But the preferences of developed, aging polities – first Japan, now the United States and Europe – are obvious to a dispassionate observer. Their overwhelming priority is to protect the purchasing power of incumbent creditors. That’s it. That’s everything. All other considerations are secondary. These preferences are reflected in what the polities do, how they behave. They swoop in with incredible speed and force to bail out the financial sectors in which creditors are invested, trampling over prior norms and laws as necessary. The same preferences are reflected in what the polities omit to do. They do not pursue monetary policy with sufficient force to ensure expenditure growth even at risk of inflation. They do not purse fiscal policy with sufficient force to ensure employment even at risk of inflation. They remain forever vigilant that neither monetary ease nor fiscal profligacy engender inflation. The tepid policy experiments that are occasionally embarked upon they sabotage at the very first hint of inflation. The purchasing power of holders of nominal debt must not be put at risk. That is the overriding preference, in context of which observed behavior is rational.
I am often told that this is absurd because, after all, wouldn’t creditors be better off in a booming economy than in a depressed one? In a depression, creditors may not face unexpected inflation, sure. But they also earn next to nothing on their money, sometimes even a bit less than nothing in real terms. “Financial repression! Savers are being squeezed!” In a boom, they would enjoy positive interest rates.
That’s true. But the revealed preference of the polity is not balanced. It is not some cartoonish capitalist-class conspiracy story, where the goal is to maximize the wealth of exploiters. The revealed preference of the polity is to resist losses for incumbent creditors much more than it is to seek gains. In a world of perfect certainty, given a choice between recession and boom, the polity would choose boom. But in the real world, the polity faces great uncertainty. The policies that might engender a boom are not guaranteed to succeed. They carry with them a short-to-medium-term risk of inflation, perhaps even a significant inflation if things don’t go as planned.
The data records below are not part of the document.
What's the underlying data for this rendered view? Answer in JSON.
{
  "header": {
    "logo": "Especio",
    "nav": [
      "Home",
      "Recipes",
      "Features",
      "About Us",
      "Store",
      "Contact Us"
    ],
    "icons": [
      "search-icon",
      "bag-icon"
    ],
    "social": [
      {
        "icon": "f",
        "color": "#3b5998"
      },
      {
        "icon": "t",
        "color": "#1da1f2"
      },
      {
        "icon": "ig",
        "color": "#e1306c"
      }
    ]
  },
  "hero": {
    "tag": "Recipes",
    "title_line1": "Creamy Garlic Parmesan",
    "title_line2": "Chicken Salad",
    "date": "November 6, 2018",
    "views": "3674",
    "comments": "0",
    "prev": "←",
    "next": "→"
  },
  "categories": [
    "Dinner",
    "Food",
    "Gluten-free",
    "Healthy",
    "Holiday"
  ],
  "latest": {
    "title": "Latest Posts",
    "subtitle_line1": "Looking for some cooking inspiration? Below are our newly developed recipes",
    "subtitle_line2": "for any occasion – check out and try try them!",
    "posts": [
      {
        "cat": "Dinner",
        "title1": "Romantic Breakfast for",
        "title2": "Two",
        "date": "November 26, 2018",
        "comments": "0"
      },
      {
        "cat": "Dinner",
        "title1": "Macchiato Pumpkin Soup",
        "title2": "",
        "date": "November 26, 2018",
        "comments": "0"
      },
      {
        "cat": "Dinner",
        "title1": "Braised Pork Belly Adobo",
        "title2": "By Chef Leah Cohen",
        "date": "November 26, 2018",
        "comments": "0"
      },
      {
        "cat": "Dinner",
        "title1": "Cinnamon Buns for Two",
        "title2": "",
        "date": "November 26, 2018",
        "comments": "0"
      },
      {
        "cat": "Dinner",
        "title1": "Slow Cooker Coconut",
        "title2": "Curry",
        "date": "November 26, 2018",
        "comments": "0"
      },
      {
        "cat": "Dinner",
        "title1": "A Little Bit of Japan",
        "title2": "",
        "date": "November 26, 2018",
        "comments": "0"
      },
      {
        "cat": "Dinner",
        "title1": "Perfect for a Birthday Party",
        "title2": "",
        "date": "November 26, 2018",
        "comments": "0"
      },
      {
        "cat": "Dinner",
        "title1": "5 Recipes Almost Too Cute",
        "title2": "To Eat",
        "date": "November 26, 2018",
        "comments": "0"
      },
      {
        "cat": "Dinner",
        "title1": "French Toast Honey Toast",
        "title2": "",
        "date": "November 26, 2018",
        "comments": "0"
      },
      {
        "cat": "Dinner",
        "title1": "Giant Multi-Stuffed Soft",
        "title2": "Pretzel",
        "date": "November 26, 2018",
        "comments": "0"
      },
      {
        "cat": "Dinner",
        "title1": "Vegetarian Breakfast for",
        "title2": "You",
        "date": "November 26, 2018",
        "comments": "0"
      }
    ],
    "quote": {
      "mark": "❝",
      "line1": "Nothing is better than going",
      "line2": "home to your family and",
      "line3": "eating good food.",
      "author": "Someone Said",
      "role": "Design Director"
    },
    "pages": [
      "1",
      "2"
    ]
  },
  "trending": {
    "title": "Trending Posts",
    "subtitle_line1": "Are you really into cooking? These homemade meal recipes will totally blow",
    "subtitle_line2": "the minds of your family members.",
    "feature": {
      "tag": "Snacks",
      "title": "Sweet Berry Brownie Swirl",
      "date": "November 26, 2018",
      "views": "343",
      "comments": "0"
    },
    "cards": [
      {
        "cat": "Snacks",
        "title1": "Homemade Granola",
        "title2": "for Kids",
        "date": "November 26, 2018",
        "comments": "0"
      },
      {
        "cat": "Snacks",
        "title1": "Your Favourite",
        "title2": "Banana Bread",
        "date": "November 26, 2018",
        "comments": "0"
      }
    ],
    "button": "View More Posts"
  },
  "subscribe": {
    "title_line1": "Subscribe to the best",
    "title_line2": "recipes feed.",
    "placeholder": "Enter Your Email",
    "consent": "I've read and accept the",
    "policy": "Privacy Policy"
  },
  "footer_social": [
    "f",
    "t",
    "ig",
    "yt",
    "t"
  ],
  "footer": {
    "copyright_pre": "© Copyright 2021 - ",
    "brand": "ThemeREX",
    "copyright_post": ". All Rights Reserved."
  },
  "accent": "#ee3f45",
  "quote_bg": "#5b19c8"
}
The polity prefers inaction to bearing this risk.
This preference is not at all difficult to understand. The ailing developed economies are plutocratic democracies. “The people” do have power, but influence is weighted in a manner correlated with wealth. The median influencer in these economies is not a billionaire, but an older citizen of some affluence who has mostly endowed her own future consumption. She would like to be richer, of course. But she is content with her present wealth, and is panicked by the prospect of becoming poorer. For such a person, the depression status quo is unfortunate but tolerable. The risks associated with expansionary policy, on the other hand, are absolutely terrifying.
The revealed preference of my polity is not my personal preference. Perhaps that is because I’m an idealist, and I actually care about the misery provoked by precarity and unemployment. Perhaps it’s simply because I’ve not yet endowed my own future consumption, and I’m scared. Regardless, I object. Although I understand where it comes from, I detest the preference for depression revealed by my polity. Perhaps you do too.
But if we want to change the behavior of the polity, it’s not enough to argue over clever policies that, if implemented, might do the trick. We’ve got to change its preferences, which means either buying off the median influencer, or changing her identity via political struggle. Alternatively, we can wait until what are now problems of aggregate demand morph into supply problems (after people become unemployable and capital decays), or into threats of political and social unrest. The median influencer may change her views if tight supply makes goods costly despite fiscomonetary conservatism. Or if her neighborhood is on fire. But I’d prefer we avoid all that, and take a more proactive route.
In the meantime, we have to recognize that what we are experiencing is not a technical failure. It is not “magneto trouble“. We, collectively, are making a choice. The task before us is to change our mind.